Wataru Ishida
Wataru Ishida

KANAGAWA (TR) – Police on Thursday accused the president of a software company based in Yokohama of developing and selling cheat software for smartphone game Puzzle & Dragons. The arrest follows a similar case from earlier this year involving a student.

Kanagawa Prefectural Police arrested Wataru Ishida, 40, president of software firm Internal, and two suspects on charges including organized crime for developing and selling the backdoor software Ghost Router, which allows users to acquire items for free and power up characters in Puzzle & Dragons, NHK reports (Nov. 10).

All three suspects are denying the charges, police said.

Ghost Router garnered profits of at least 60 million yen over a one-year period through last August, police said, in Japan’s first criminal case involving organized criminal obstruction of a business.

GungHo Online Entertainment, which operates Puzzle & Dragons, told NHK that “these kinds of backdoor tools are actions that we consider to be a denial of the very spirit of play.”

“[Puzzle & Dragons] was designed for users to take the time to play and enjoy,” GungHo said.

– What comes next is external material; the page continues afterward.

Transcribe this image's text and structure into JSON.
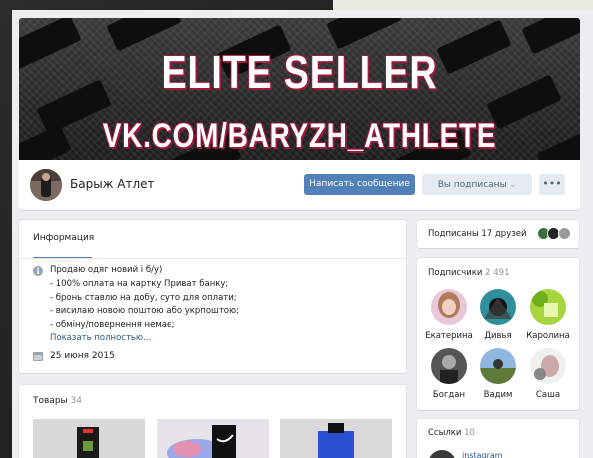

GungHo released a similar statement in June when a university student was arrested in Kanagawa Prefecture for uploading cheat software for Puzzle & Dragons, the first to be arrested in Japan for hacking the game.